Bouldering in Rattlesnake Canyon near Indian Cove
To get to the trailhead: From inside the park, exit the north entrance and make a left on Route 62. Drive 6.8 miles through the city of Twentynine Palms and turn south on Indian Cove Road. Take this for 3 miles past a ranger station to the campground. Turn right to get to the informational trail, turn left to get to the picnic area and bouldering.
Trailhead address: Indian Cove Road, Joshua Tree National Park, Twentynine Palms, CA 92277
Trailhead coordinates: 34.094833, -116.15747 (34° 05′ 41.39″N 116° 09′ 26.89″W)
Use the map below to view the trail and get directions:
Or view California Desert trails and campgrounds in a larger map
|Fortynine Palms Oasis|
The 3-mile round trip hike visits a cool desert oasis.
This 5.5-mile hike summits a peak with impressive views over the west side of Joshua Tree.
|High View Nature Trail|
This 1 1/3-mile loop climbs a ridge on the west side of the park that offers views of San Gorgonio Mountain and Yucca Valley, along with an introduction to desert plants.
This 3.9-mile hike ascends 700 feet up a wash, a canyon, and an old road to a mountainside mine site that offers a glimpse into the mining history of Joshua Tree.
|Desert Queen Mine|
This 1.6-mile hike follows a level trail to an overlook before crossing a canyon to visits the ruins of one the most profitable gold mines in the California desert.
|Lucky Boy Vista|

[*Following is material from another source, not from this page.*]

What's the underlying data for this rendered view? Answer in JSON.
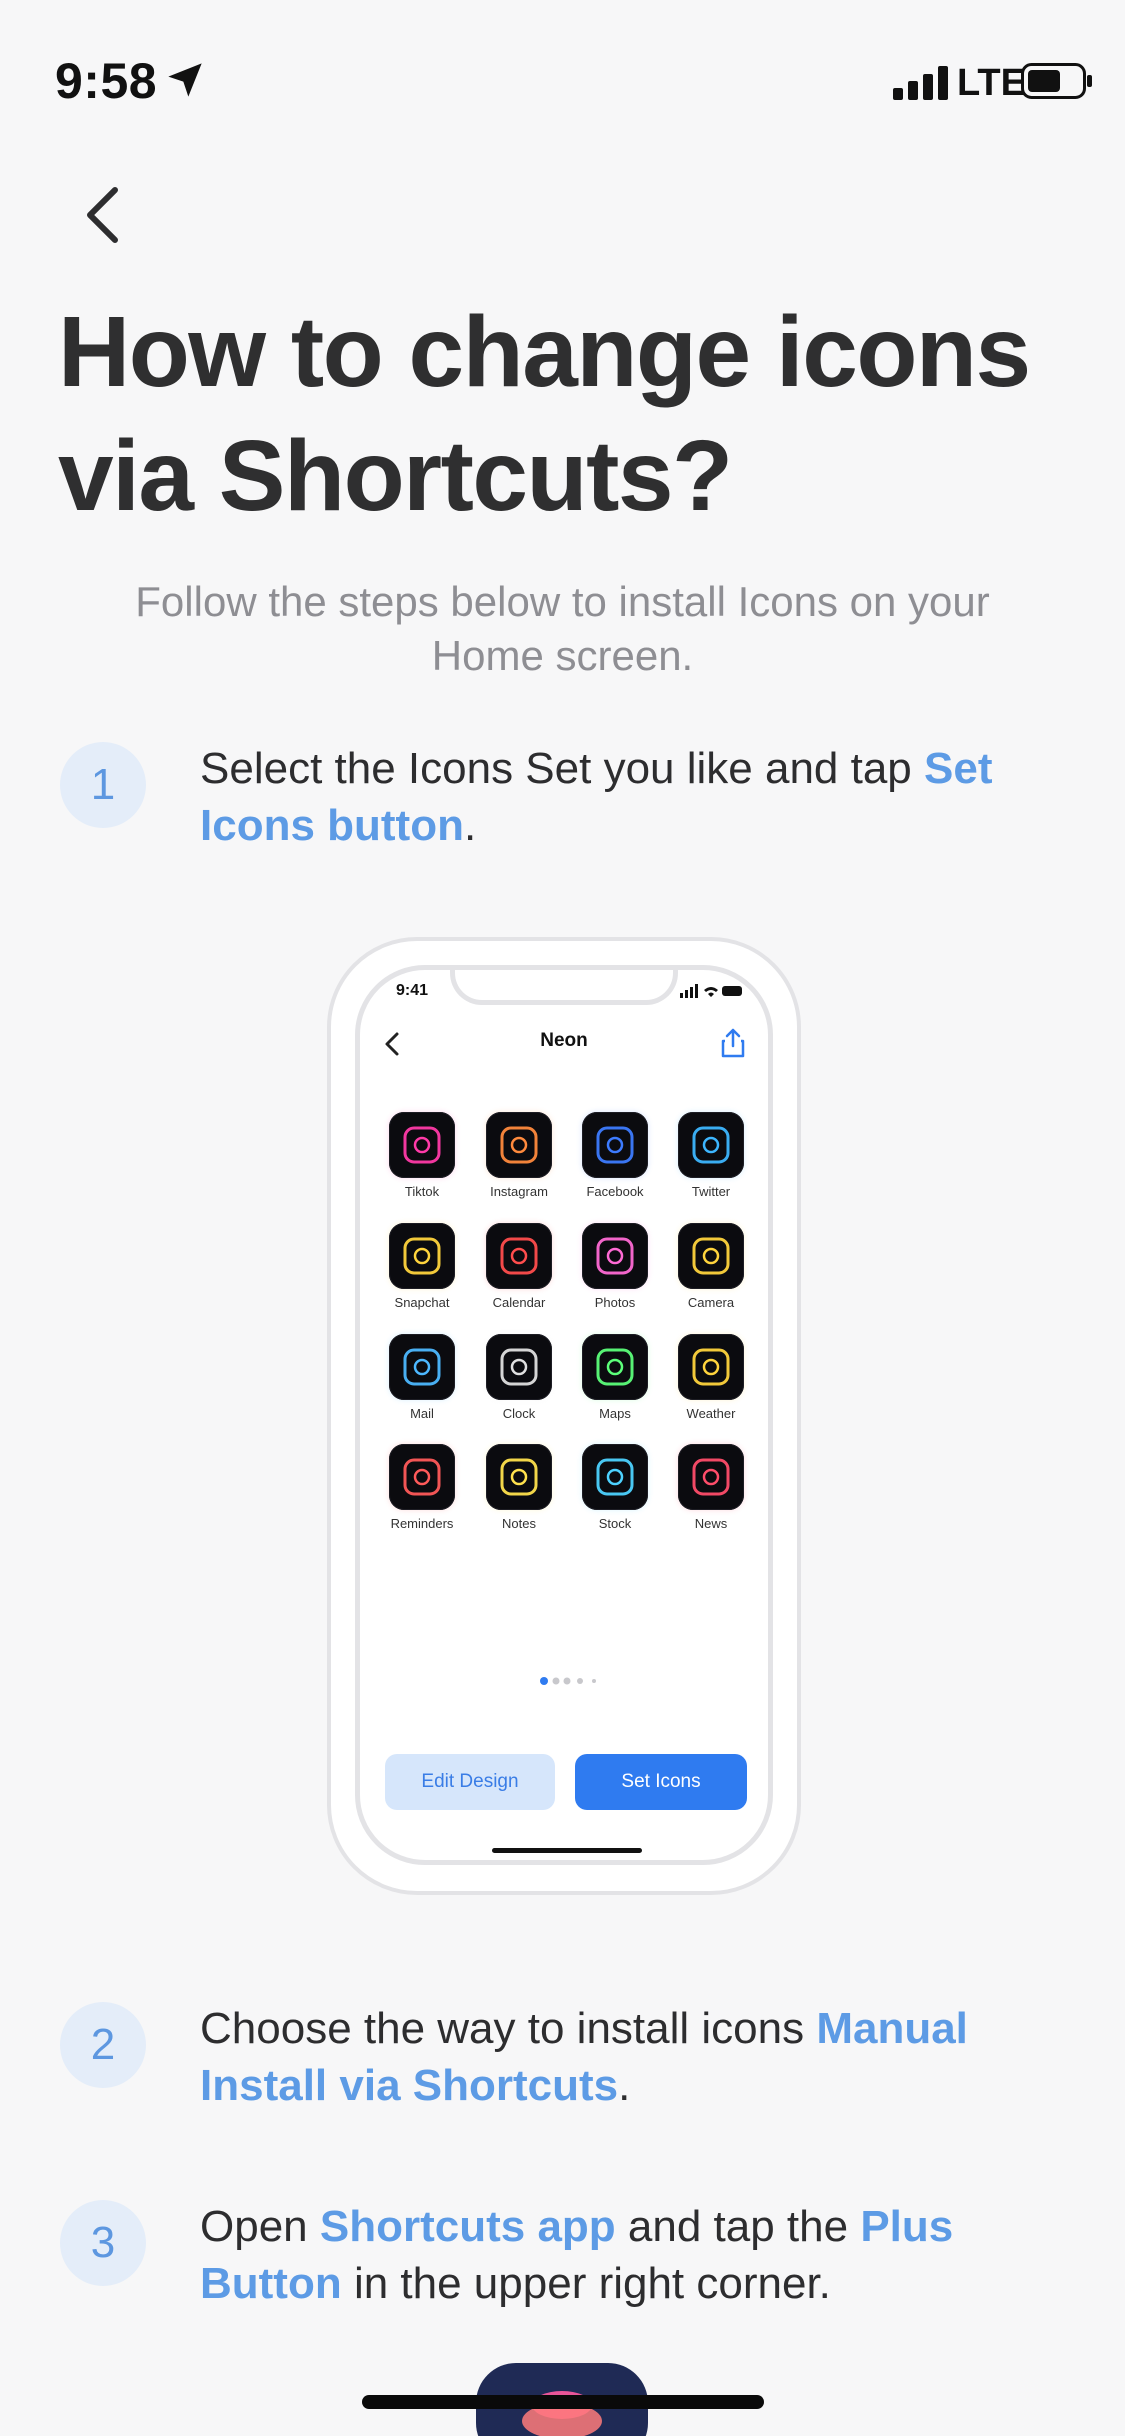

This level 2.5-mile hike visits a modest overlook at the site of an old mine.
|Wall Street Mill|
This level 1.55 to 2.15-mile hike visits a well-reserved gold mill, exploring the mining history of Joshua Tree National Park.
This level 1.5-mile loop visits a small foreign-looking reservoir within the Wonderland of Rocks.
This one mile loop circles the interior of a small valley surrounded by tall rocks that serves as an excellent bouldering arena.
This 3-mile hike offers summit views from the center of Joshua Tree National Park.
This 1.2-mile hike leaves the crowds at Keys View for even grander views at a 5,550-foot summit that looks out on the Coachella Valley, the Salton Sea, Mount San Jacinto, and much of Joshua Tree National Park.
|Lost Horse Mine|
This 4-mile hike visits a well-preserved mine and mill.
|Cholla Cactus Garden|
This quarter-mile loop allows visitors to stroll through an intense concentration of cholla cacti.
|Lost Palms Oasis|
This 7.2-mile hike visits a desert oasis nestled between mountains in the southeast corner of the park.
This 2.6-mile loop visits a 3,400-foot summit with panoramic views of southeastern Joshua Tree.
|Hikes in the California Desert|
Explore more trails in Death Valley National Park, Joshua Tree National Park, Anza-Borrego Desert State Park, and Mojave National Preserve.
|Joshua Tree Campgrounds|
There are nine campgrounds with 500 total sites spread throughout the park to facilitate your visit.
|Joshua Tree Wildflowers|
The desert in bloom is something any outdoor enthusiast in California should see.